A few miles later the skipper was standing atop his wheel house with a cell phone and making a call. We checked our phone and now had coverage. A few patch reefs later we neared some other fishing boats and the skipper instructed through lots of hand waving to stop and get them anchored where they could await repairs. We got them settled, offered them some water and they offered us some fish in thanks. Our fridge was full so we declined the fish, wished them well and headed back toward the ocean pass, the Great Sea Reef at Ravi Ravi.

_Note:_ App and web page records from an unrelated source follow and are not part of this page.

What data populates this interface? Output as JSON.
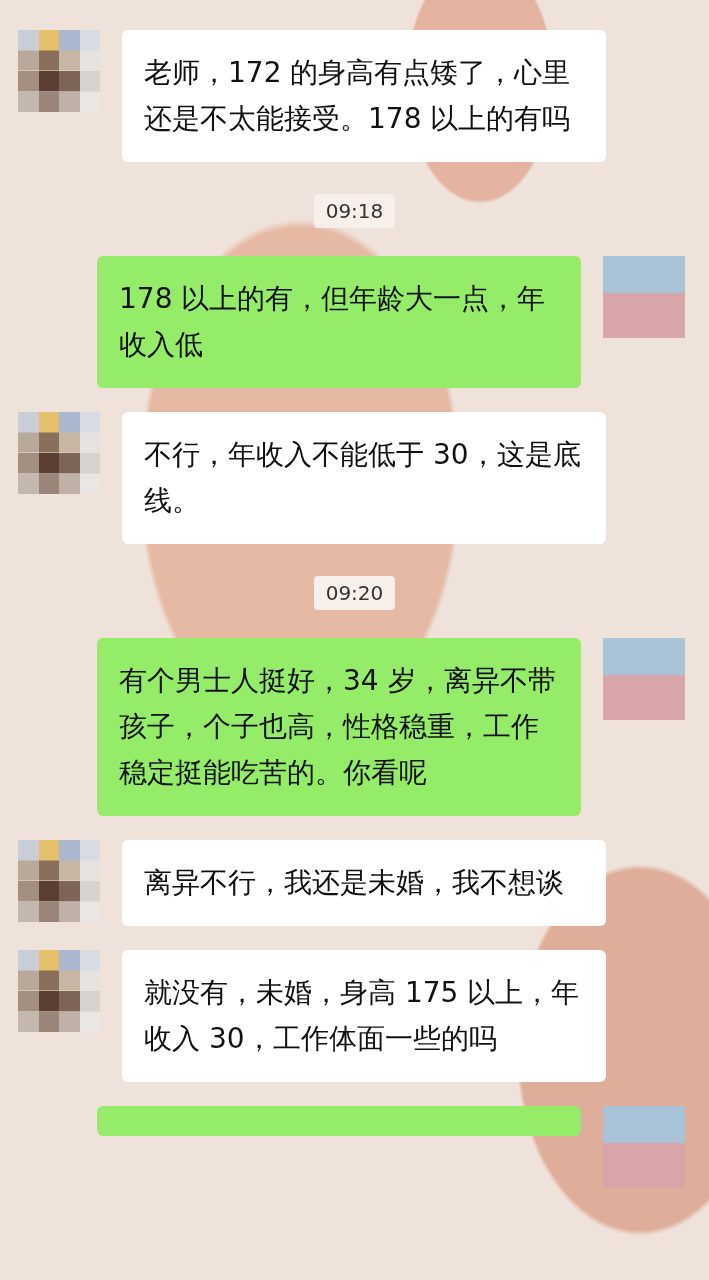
{
  "messages": [
    {
      "kind": "message",
      "outgoing": false,
      "text": "老师，172 的身高有点矮了，心里还是不太能接受。178 以上的有吗"
    },
    {
      "kind": "time",
      "text": "09:18"
    },
    {
      "kind": "message",
      "outgoing": true,
      "text": "178 以上的有，但年龄大一点，年收入低"
    },
    {
      "kind": "message",
      "outgoing": false,
      "text": "不行，年收入不能低于 30，这是底线。"
    },
    {
      "kind": "time",
      "text": "09:20"
    },
    {
      "kind": "message",
      "outgoing": true,
      "text": "有个男士人挺好，34 岁，离异不带孩子，个子也高，性格稳重，工作稳定挺能吃苦的。你看呢"
    },
    {
      "kind": "message",
      "outgoing": false,
      "text": "离异不行，我还是未婚，我不想谈"
    },
    {
      "kind": "message",
      "outgoing": false,
      "text": "就没有，未婚，身高 175 以上，年收入 30，工作体面一些的吗"
    },
    {
      "kind": "partial",
      "outgoing": true
    }
  ]
}
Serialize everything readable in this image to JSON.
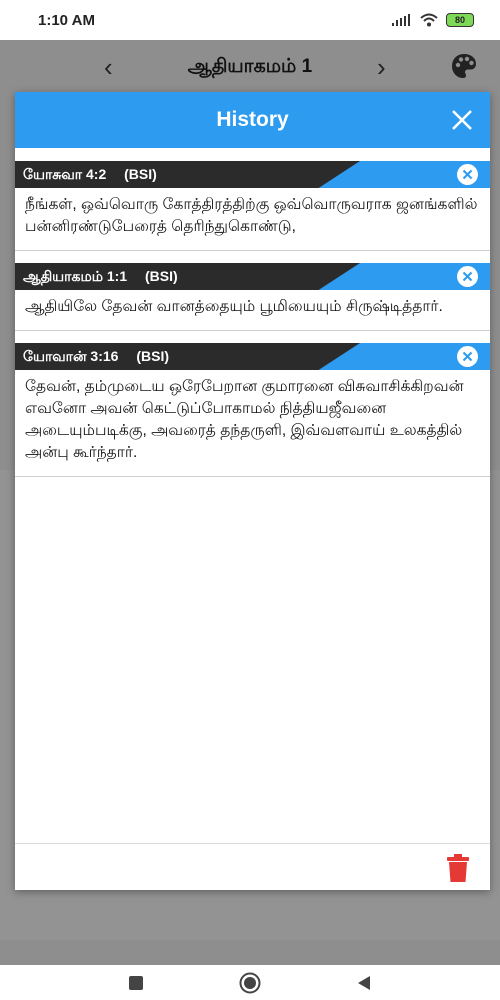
{
  "status_bar": {
    "time": "1:10 AM",
    "battery": "80"
  },
  "app_bar": {
    "title": "ஆதியாகமம் 1",
    "prev_icon": "chevron-left-icon",
    "next_icon": "chevron-right-icon",
    "theme_icon": "palette-icon"
  },
  "dialog": {
    "title": "History",
    "close_icon": "close-icon",
    "entries": [
      {
        "reference": "யோசுவா 4:2",
        "version": "(BSI)",
        "text": "நீங்கள், ஒவ்வொரு கோத்திரத்திற்கு ஒவ்வொருவராக ஜனங்களில் பன்னிரண்டுபேரைத் தெரிந்துகொண்டு,"
      },
      {
        "reference": "ஆதியாகமம் 1:1",
        "version": "(BSI)",
        "text": "ஆதியிலே தேவன் வானத்தையும் பூமியையும் சிருஷ்டித்தார்."
      },
      {
        "reference": "யோவான் 3:16",
        "version": "(BSI)",
        "text": "தேவன், தம்முடைய ஒரேபேறான குமாரனை விசுவாசிக்கிறவன் எவனோ அவன் கெட்டுப்போகாமல் நித்தியஜீவனை அடையும்படிக்கு, அவரைத் தந்தருளி, இவ்வளவாய் உலகத்தில் அன்பு கூர்ந்தார்."
      }
    ],
    "footer": {
      "delete_icon": "trash-icon"
    }
  },
  "colors": {
    "accent": "#2c9bf0",
    "header_dark": "#2b2b2b",
    "delete": "#e53935",
    "scrim": "#8e8e8e"
  },
  "nav_bar": {
    "recents_icon": "square-icon",
    "home_icon": "circle-icon",
    "back_icon": "triangle-back-icon"
  }
}
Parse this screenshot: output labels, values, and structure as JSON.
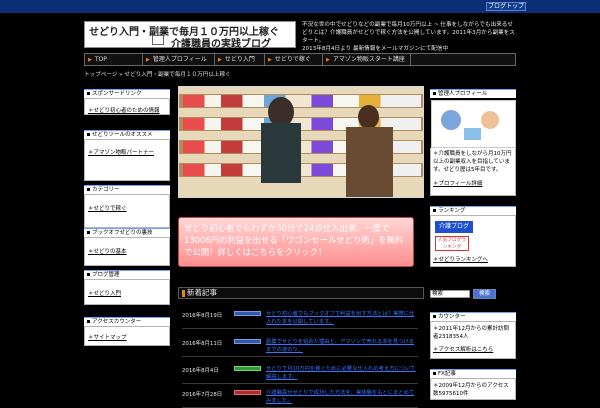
{
  "topbar": {
    "button": "ブログトップ"
  },
  "logo": {
    "line1": "せどり入門・副業で毎月１０万円以上稼ぐ",
    "line2": "介護職員の実践ブログ"
  },
  "header_text": "不況な世の中でせどりなどの副業で毎月10万円以上 ~ 仕事をしながらでも出来るせどりとは？介護職員がせどりで稼ぐ方法を公開しています。2011年3月から副業をスタート。",
  "header_meta": "2013年8月4日より 最新情報をメールマガジンにて配信中",
  "nav": {
    "items": [
      "TOP",
      "管理人プロフィール",
      "せどり入門",
      "せどりで稼ぐ",
      "アマゾン物販スタート講座"
    ]
  },
  "breadcrumb": "トップページ » せどり入門・副業で毎月１０万円以上稼ぐ",
  "left": {
    "boxes": [
      {
        "title": "スポンサードリンク",
        "link": "せどり初心者のための情報"
      },
      {
        "title": "せどりツールのオススメ",
        "link": "アマゾン物販パートナー"
      },
      {
        "title": "カテゴリー",
        "link": "せどりで稼ぐ"
      },
      {
        "title": "ブックオフせどりの裏技",
        "link": "せどりの基本"
      },
      {
        "title": "ブログ管理",
        "link": "せどり入門"
      },
      {
        "title": "アクセスカウンター",
        "link": "サイトマップ"
      }
    ]
  },
  "banner": {
    "text": "せどり初心者でもわずか30分で24点仕入出来、一度で13006円の利益を出せる「ワゴンセールせどり術」を無料で公開！詳しくはこちらをクリック！"
  },
  "main": {
    "title": "新着記事",
    "articles": [
      {
        "date": "2016年8月19日",
        "title": "せどり初心者でもブックオフで利益を出す方法とは？実際に仕入れた本を公開しています。"
      },
      {
        "date": "2016年8月11日",
        "title": "副業でせどりを始めた理由と、アマゾンで売れる本を見つけるまでの道のり。"
      },
      {
        "date": "2016年8月4日",
        "title": "せどりで月10万円を稼ぐために必要な仕入れの考え方について解説します。"
      },
      {
        "date": "2016年7月28日",
        "title": "介護職員がせどりで成功した方法を、実体験をもとにまとめてみました。"
      }
    ]
  },
  "right": {
    "profile_title": "管理人プロフィール",
    "profile_text": "介護職員をしながら月10万円以上の副業収入を目指しています。せどり歴は5年目です。",
    "profile_link": "プロフィール詳細",
    "ranking_title": "ランキング",
    "ranking_labels": [
      "介護ブログ",
      "人気ブログランキング"
    ],
    "ranking_link": "せどりランキングへ",
    "search_placeholder": "検索",
    "search_button": "検索",
    "counter_title": "カウンター",
    "counter_text": "2011年12月からの累計訪問者2318354人",
    "counter_link": "アクセス解析はこちら",
    "fx_title": "FX記事",
    "fx_text": "2009年12月からのアクセス数5975610件"
  }
}
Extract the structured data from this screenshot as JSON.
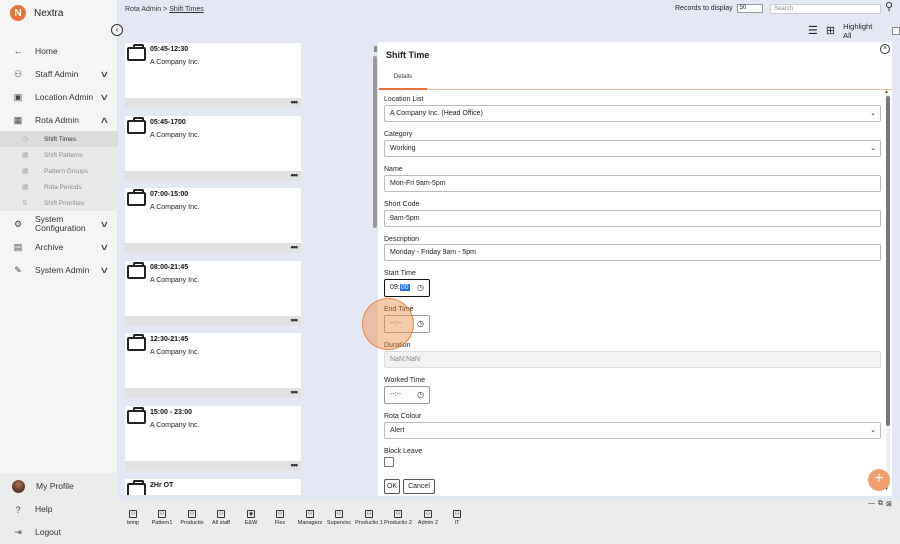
{
  "brand": {
    "name": "Nextra",
    "logo_letter": "N"
  },
  "sidebar": {
    "items": [
      {
        "icon": "arrow-left-icon",
        "glyph": "←",
        "label": "Home",
        "has_chevron": false
      },
      {
        "icon": "staff-icon",
        "glyph": "⚇",
        "label": "Staff Admin",
        "has_chevron": true
      },
      {
        "icon": "location-icon",
        "glyph": "▣",
        "label": "Location Admin",
        "has_chevron": true
      },
      {
        "icon": "calendar-icon",
        "glyph": "▦",
        "label": "Rota Admin",
        "has_chevron": true,
        "expanded": true
      },
      {
        "icon": "settings-icon",
        "glyph": "⚙",
        "label": "System Configuration",
        "has_chevron": true
      },
      {
        "icon": "archive-icon",
        "glyph": "▤",
        "label": "Archive",
        "has_chevron": true
      },
      {
        "icon": "wrench-icon",
        "glyph": "✎",
        "label": "System Admin",
        "has_chevron": true
      }
    ],
    "sub_items": [
      {
        "label": "Shift Times",
        "active": true
      },
      {
        "label": "Shift Patterns",
        "active": false
      },
      {
        "label": "Pattern Groups",
        "active": false
      },
      {
        "label": "Rota Periods",
        "active": false
      },
      {
        "label": "Shift Priorities",
        "active": false
      }
    ],
    "footer": [
      {
        "icon": "avatar",
        "label": "My Profile"
      },
      {
        "icon": "help-icon",
        "glyph": "?",
        "label": "Help"
      },
      {
        "icon": "logout-icon",
        "glyph": "⇥",
        "label": "Logout"
      }
    ]
  },
  "breadcrumb": {
    "parent": "Rota Admin",
    "separator": ">",
    "current": "Shift Times"
  },
  "toolbar": {
    "records_label": "Records to display",
    "records_value": "50",
    "search_placeholder": "Search",
    "highlight_label": "Highlight All"
  },
  "cards": [
    {
      "title": "05:45-12:30",
      "company": "A Company Inc."
    },
    {
      "title": "05:45-1700",
      "company": "A Company Inc."
    },
    {
      "title": "07:00-15:00",
      "company": "A Company Inc."
    },
    {
      "title": "08:00-21:45",
      "company": "A Company Inc."
    },
    {
      "title": "12:30-21:45",
      "company": "A Company Inc."
    },
    {
      "title": "15:00 - 23:00",
      "company": "A Company Inc."
    },
    {
      "title": "2Hr OT",
      "company": ""
    }
  ],
  "panel": {
    "title": "Shift Time",
    "tab": "Details",
    "fields": {
      "location_list": {
        "label": "Location List",
        "value": "A Company Inc. (Head Office)"
      },
      "category": {
        "label": "Category",
        "value": "Working"
      },
      "name": {
        "label": "Name",
        "value": "Mon-Fri 9am-5pm"
      },
      "short_code": {
        "label": "Short Code",
        "value": "9am-5pm"
      },
      "description": {
        "label": "Description",
        "value": "Monday - Friday 9am - 5pm"
      },
      "start_time": {
        "label": "Start Time",
        "hour": "09:",
        "minute": "00"
      },
      "end_time": {
        "label": "End Time",
        "value": "--:--"
      },
      "duration": {
        "label": "Duration",
        "value": "NaN:NaN"
      },
      "worked_time": {
        "label": "Worked Time",
        "value": "--:--"
      },
      "rota_colour": {
        "label": "Rota Colour",
        "value": "Alert"
      },
      "block_leave": {
        "label": "Block Leave",
        "checked": false
      }
    },
    "buttons": {
      "ok": "OK",
      "cancel": "Cancel"
    }
  },
  "taskbar": [
    {
      "label": "temp"
    },
    {
      "label": "Pattern1"
    },
    {
      "label": "Productio"
    },
    {
      "label": "All staff"
    },
    {
      "label": "E&W"
    },
    {
      "label": "Flex"
    },
    {
      "label": "Managers"
    },
    {
      "label": "Supervisc"
    },
    {
      "label": "Productio 1"
    },
    {
      "label": "Productio 2"
    },
    {
      "label": "Admin 2"
    },
    {
      "label": "IT"
    }
  ],
  "colors": {
    "accent": "#e8743b",
    "fab": "#f0a070",
    "selection": "#1a73e8"
  }
}
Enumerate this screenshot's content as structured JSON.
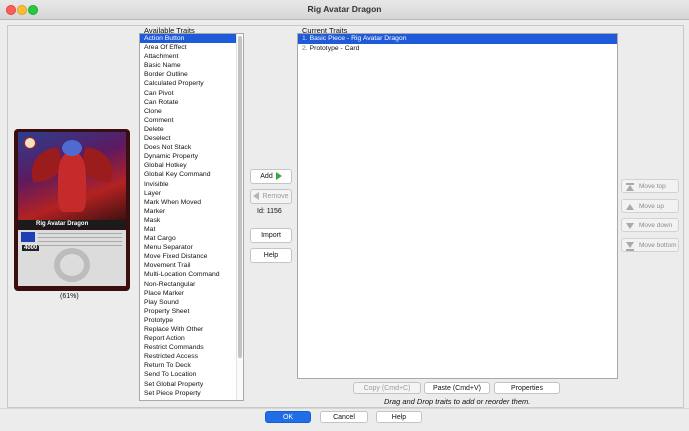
{
  "window": {
    "title": "Rig Avatar Dragon"
  },
  "card": {
    "name": "Rig Avatar Dragon",
    "bp": "4000",
    "zoom": "(61%)"
  },
  "available_traits": {
    "label": "Available Traits",
    "items": [
      "Action Button",
      "Area Of Effect",
      "Attachment",
      "Basic Name",
      "Border Outline",
      "Calculated Property",
      "Can Pivot",
      "Can Rotate",
      "Clone",
      "Comment",
      "Delete",
      "Deselect",
      "Does Not Stack",
      "Dynamic Property",
      "Global Hotkey",
      "Global Key Command",
      "Invisible",
      "Layer",
      "Mark When Moved",
      "Marker",
      "Mask",
      "Mat",
      "Mat Cargo",
      "Menu Separator",
      "Move Fixed Distance",
      "Movement Trail",
      "Multi-Location Command",
      "Non-Rectangular",
      "Place Marker",
      "Play Sound",
      "Property Sheet",
      "Prototype",
      "Replace With Other",
      "Report Action",
      "Restrict Commands",
      "Restricted Access",
      "Return To Deck",
      "Send To Location",
      "Set Global Property",
      "Set Piece Property"
    ],
    "selected_index": 0
  },
  "middle": {
    "add_label": "Add",
    "remove_label": "Remove",
    "id_label": "Id: 1156",
    "import_label": "Import",
    "help_label": "Help"
  },
  "current_traits": {
    "label": "Current Traits",
    "items": [
      {
        "num": "1.",
        "text": "Basic Piece - Rig Avatar Dragon"
      },
      {
        "num": "2.",
        "text": "Prototype - Card"
      }
    ],
    "selected_index": 0
  },
  "move_buttons": {
    "top": "Move top",
    "up": "Move up",
    "down": "Move down",
    "bottom": "Move bottom"
  },
  "lower_buttons": {
    "copy": "Copy (Cmd+C)",
    "paste": "Paste (Cmd+V)",
    "properties": "Properties"
  },
  "hint": "Drag and Drop traits to add or reorder them.",
  "dialog_buttons": {
    "ok": "OK",
    "cancel": "Cancel",
    "help": "Help"
  },
  "colors": {
    "selection": "#1f5ad8",
    "ok_button": "#1f6ee8",
    "add_arrow": "#3aa93a"
  }
}
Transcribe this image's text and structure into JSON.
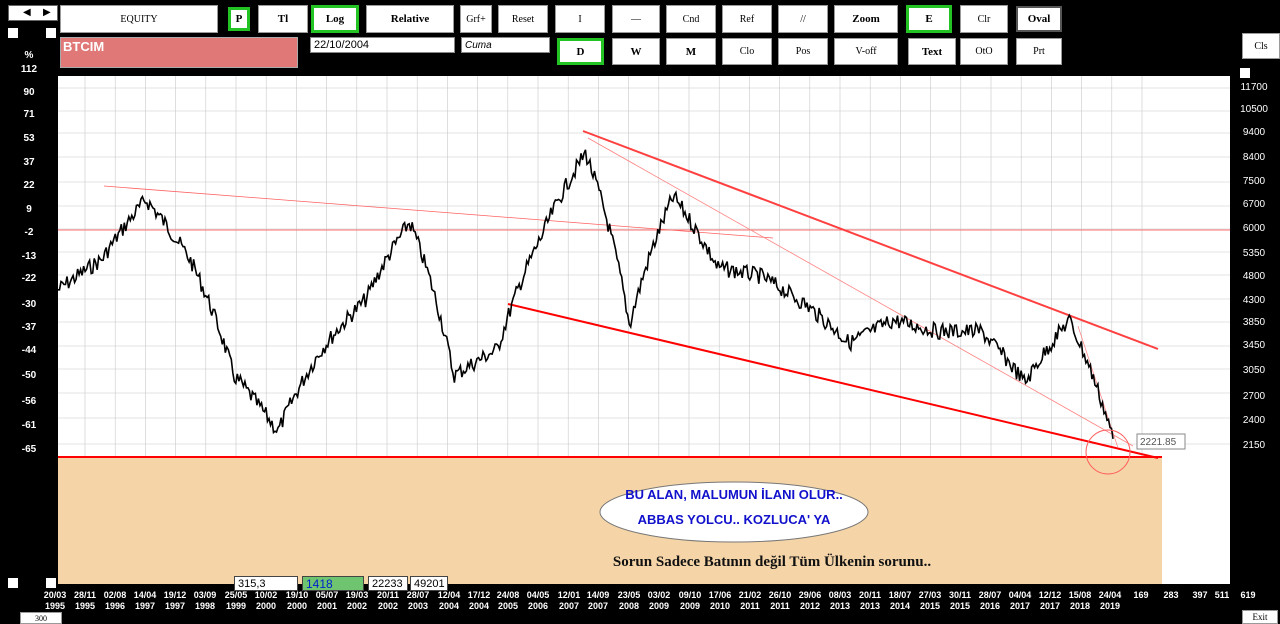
{
  "toolbar": {
    "equity": "EQUITY",
    "p": "P",
    "tl": "Tl",
    "log": "Log",
    "relative": "Relative",
    "grf": "Grf+",
    "reset": "Reset",
    "i": "I",
    "dash": "—",
    "cnd": "Cnd",
    "ref": "Ref",
    "slashes": "//",
    "zoom": "Zoom",
    "e": "E",
    "clr": "Clr",
    "oval": "Oval",
    "d": "D",
    "w": "W",
    "m": "M",
    "clo": "Clo",
    "pos": "Pos",
    "voff": "V-off",
    "text": "Text",
    "oto": "OtO",
    "prt": "Prt",
    "cls": "Cls"
  },
  "symbol": "BTCIM",
  "date": "22/10/2004",
  "day": "Cuma",
  "y_unit": "%",
  "left_axis": [
    "112",
    "90",
    "71",
    "53",
    "37",
    "22",
    "9",
    "-2",
    "-13",
    "-22",
    "-30",
    "-37",
    "-44",
    "-50",
    "-56",
    "-61",
    "-65"
  ],
  "right_axis": [
    "11700",
    "10500",
    "9400",
    "8400",
    "7500",
    "6700",
    "6000",
    "5350",
    "4800",
    "4300",
    "3850",
    "3450",
    "3050",
    "2700",
    "2400",
    "2150"
  ],
  "x_dates": [
    [
      "20/03",
      "1995"
    ],
    [
      "28/11",
      "1995"
    ],
    [
      "02/08",
      "1996"
    ],
    [
      "14/04",
      "1997"
    ],
    [
      "19/12",
      "1997"
    ],
    [
      "03/09",
      "1998"
    ],
    [
      "25/05",
      "1999"
    ],
    [
      "10/02",
      "2000"
    ],
    [
      "19/10",
      "2000"
    ],
    [
      "05/07",
      "2001"
    ],
    [
      "19/03",
      "2002"
    ],
    [
      "20/11",
      "2002"
    ],
    [
      "28/07",
      "2003"
    ],
    [
      "12/04",
      "2004"
    ],
    [
      "17/12",
      "2004"
    ],
    [
      "24/08",
      "2005"
    ],
    [
      "04/05",
      "2006"
    ],
    [
      "12/01",
      "2007"
    ],
    [
      "14/09",
      "2007"
    ],
    [
      "23/05",
      "2008"
    ],
    [
      "03/02",
      "2009"
    ],
    [
      "09/10",
      "2009"
    ],
    [
      "17/06",
      "2010"
    ],
    [
      "21/02",
      "2011"
    ],
    [
      "26/10",
      "2011"
    ],
    [
      "29/06",
      "2012"
    ],
    [
      "08/03",
      "2013"
    ],
    [
      "20/11",
      "2013"
    ],
    [
      "18/07",
      "2014"
    ],
    [
      "27/03",
      "2015"
    ],
    [
      "30/11",
      "2015"
    ],
    [
      "28/07",
      "2016"
    ],
    [
      "04/04",
      "2017"
    ],
    [
      "12/12",
      "2017"
    ],
    [
      "15/08",
      "2018"
    ],
    [
      "24/04",
      "2019"
    ],
    [
      "169",
      ""
    ],
    [
      "283",
      ""
    ],
    [
      "397",
      ""
    ],
    [
      "511",
      ""
    ],
    [
      "619",
      ""
    ]
  ],
  "price_label": "2221.85",
  "annotation": {
    "line1": "BU ALAN,  MALUMUN İLANI  OLUR..",
    "line2": "ABBAS    YOLCU..  KOZLUCA' YA",
    "footer": "Sorun Sadece Batının    değil     Tüm Ülkenin  sorunu.."
  },
  "status": {
    "v1": "315,3",
    "v2": "1418",
    "v3": "22233",
    "v4": "49201"
  },
  "bottom": {
    "left": "300",
    "exit": "Exit"
  },
  "colors": {
    "price": "#000000",
    "trend": "#ff0000",
    "zone": "#f5d5a8",
    "active": "#22c322",
    "symbol_bg": "#e07878"
  },
  "chart_data": {
    "type": "line",
    "series": [
      {
        "x": [
          "1995",
          "1996",
          "1997",
          "1998",
          "1999",
          "2000",
          "2001",
          "2002",
          "2003",
          "2004",
          "2005",
          "2006",
          "2007",
          "2008",
          "2009",
          "2010",
          "2011",
          "2012",
          "2013",
          "2014",
          "2015",
          "2016",
          "2017",
          "2018",
          "2019"
        ],
        "values": [
          4500,
          5200,
          6900,
          5200,
          3000,
          2300,
          3400,
          4300,
          6200,
          3000,
          3400,
          5800,
          8600,
          3800,
          7000,
          5000,
          4800,
          4200,
          3500,
          3900,
          3700,
          3700,
          2900,
          3900,
          2221.85
        ]
      }
    ],
    "ylim": [
      2150,
      11700
    ],
    "y_scale": "log"
  }
}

After motoring for an hour we were at Ravi Ravi pass and we anchored in a sandy patch to prepare for a drift snorkel. Climbing aboard the dingy, 12 pacific white sided dolphins swam directly towards us. We quietly slipped into the water and enjoyed by far the closest dolphin swim ever. Several small baby dolphins stayed close to their mothers, but swam on their sides to check us out. Very, very cool.
A strong flood tide whipped us along the vertical coral walls as if powered by jet packs. On our second drift through the pass we spotted a school of tuna leaping wildly in a feeding frenzy. Approaching in the dinghy, I dove down and swam under the school to observe the chaos from below. WOW! Simply amazing to have Tuna zipping by and charging toward the surface. The water was deep and an ominous blue, so I was also watching my back expecting that some sharks might crash the party.
Coral in the pass was wrecked pretty bad, perhaps from last years cat 4 Cyclone Evan? Deeper down the vertical walls were better with some fans and sea anemones and tons of aggregating fish in huge schools. Some extra curious white tip reef sharks and one bigger grey shark took special interest following us to the surface after bigger dives. Did they think we were spearing fish? We've never had sharks check us out quite like that. On the west side of the pass the wall was better with overhangs and big bump head wrase and many smaller ones as well.
It's an awkward distance to Rotuma. A little too far for one overnight and too close for two overnights. So in no big rush we had lunch and eventually got underway around 1PM as nasty storm clouds full of black and lightening were threatening to engulf us from the mainland.
The wind was light until sunset then filled in with a vengeance of furious squalls and lightening, a Halloween fright. We expected a broad reach with E or ESE winds, but we got no treat only a trick of close reaching ENE and squalls all night. With a double reef main and jib we averaged 8 knots pushing us well ahead of schedule.
Today we need to slow down as our current speed has arriving at Rotuma just after midnight. In hindsight we could have anchored at Ravi Ravi passage, left early in the AM and made Rotuma in just one night at sea.
That's it for now.
Dave & Kathy Kane